Kevin Warth’s photographs here are exposed and confessional self-portraits that have the feel of x-rays. The intentionally distressed images seem furtive and from a by-gone time, recalling vintage pornography and early experiments in multiple exposure techniques, so that we find Warth delivering a suitable marriage of theme and technique.  

“My work explores temporality, memory, and the body through self-portraiture. Resisting normative constructions of time, I examine moments in which the past, present, and future collapse upon each other. My body becomes a vehicle for memory as the past haunts the present. These images are tangible yet insubstantial. I use alternative and historic photographic processes alongside current digital methods of image making to further complicate and queer linear time.

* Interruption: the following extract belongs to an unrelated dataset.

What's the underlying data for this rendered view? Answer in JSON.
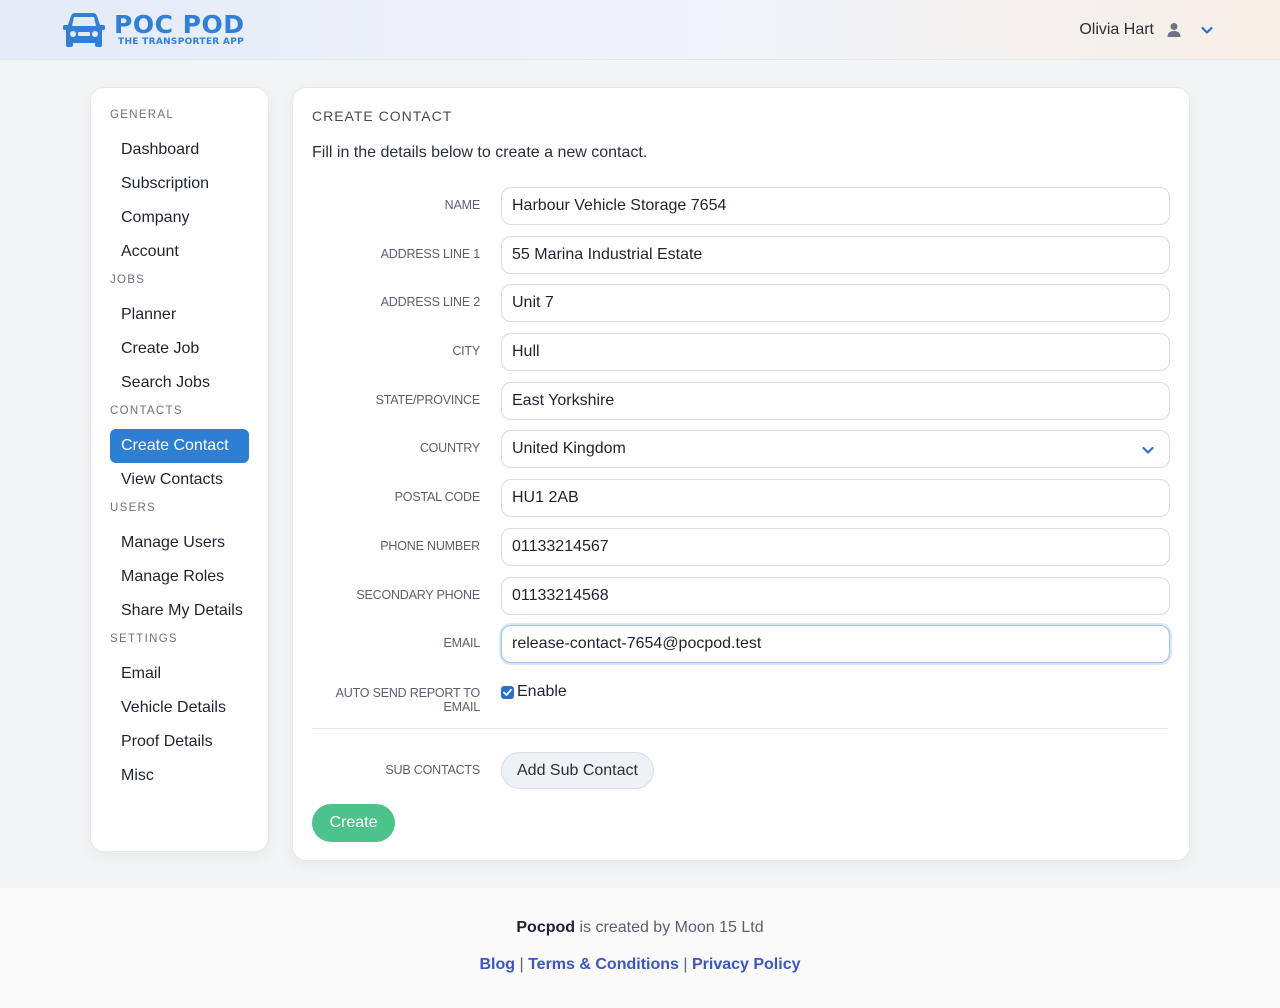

Moments are not discrete or bound to sequential time; rather, they bleed into other timelines in unexpected, jarring ways.”

"Echoes" by Kevin Warth, dimensions variable, photo transfer on glass (2016), $500 |  BUY NOW

"Echoes" by Kevin Warth, dimensions variable, photo transfer on glass (2016), $500 | BUY NOW

"I Am Consumed By Specters" by Kevin Warth, 16x20in, kallitype (2015), $400 |  BUY NOW

"I Am Consumed By Specters" by Kevin Warth, 16x20in, kallitype (2015), $400 | BUY NOW

Warth is a recent graduate of the University of Louisville’s Allen R. Hite Institute, where he had received the Mary Spencer Nay Memorial Scholarship, the Allen R. Hite Scholarship, the Barbara Bullitt Christian Memorial Scholarship in Photography, and the Allen Memorial Prize in Creative Art.

On May 4th, Warth will be participating in Rainbows & Roses, a benefit show to raise money for Louisville's future LGBTQ+ Community Center. On June 2, he will organize/participate in Queer Voices, another charity show to be held at OPEN Community Arts Center in which a percentage of the work sold will be donated to a local LGBTQ charity in remembrance of those lost in the Orlando nightclub shooting.

Hometown: New Albany, Indiana
Age: 24
Education: BFA in 2D Studios and BA in Art History, University of Louisville, 2016
Website: http://www.kevinwarth.com
Gallery Representation: garner narrative contemporary

"Un" by by Kevin Warth, 7x7in, ambrotype (2015), $750 |  BUY NOW

"Un" by by Kevin Warth, 7x7in, ambrotype (2015), $750 | BUY NOW

"I Am Consumed By Him" by Kevin Warth, 16x20in, kallitype (2015), $400 |  BUY NOW

"I Am Consumed By Him" by Kevin Warth, 16x20in, kallitype (2015), $400 | BUY NOW

"Deux" by Kevin Warth, 7x7in, ambrotype (2015), $750 |  BUY NOW

"Deux" by Kevin Warth, 7x7in, ambrotype (2015), $750 | BUY NOW

Written by Keith Waits. Entire contents copyright © 2017 Louisville Visual Art. All rights reserved.

Are you interested in being on Artebella?  Click here  to learn more.

Are you interested in being on Artebella? Click here to learn more.